Copy each line of the entries below that contains the string "label".
──────── Working data
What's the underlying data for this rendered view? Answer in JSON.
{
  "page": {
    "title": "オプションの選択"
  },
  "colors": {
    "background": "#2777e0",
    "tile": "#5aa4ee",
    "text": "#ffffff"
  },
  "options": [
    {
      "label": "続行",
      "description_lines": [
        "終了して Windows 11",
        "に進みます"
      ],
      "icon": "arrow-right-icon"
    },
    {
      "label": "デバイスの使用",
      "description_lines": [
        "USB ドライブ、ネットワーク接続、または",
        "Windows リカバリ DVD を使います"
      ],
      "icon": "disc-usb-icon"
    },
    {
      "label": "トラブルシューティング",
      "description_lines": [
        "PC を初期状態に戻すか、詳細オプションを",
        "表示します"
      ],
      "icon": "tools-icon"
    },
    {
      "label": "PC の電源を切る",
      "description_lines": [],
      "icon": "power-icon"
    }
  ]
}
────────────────
- Reply to the exercise
      "label": "続行",
      "label": "デバイスの使用",
      "label": "トラブルシューティング",
      "label": "PC の電源を切る",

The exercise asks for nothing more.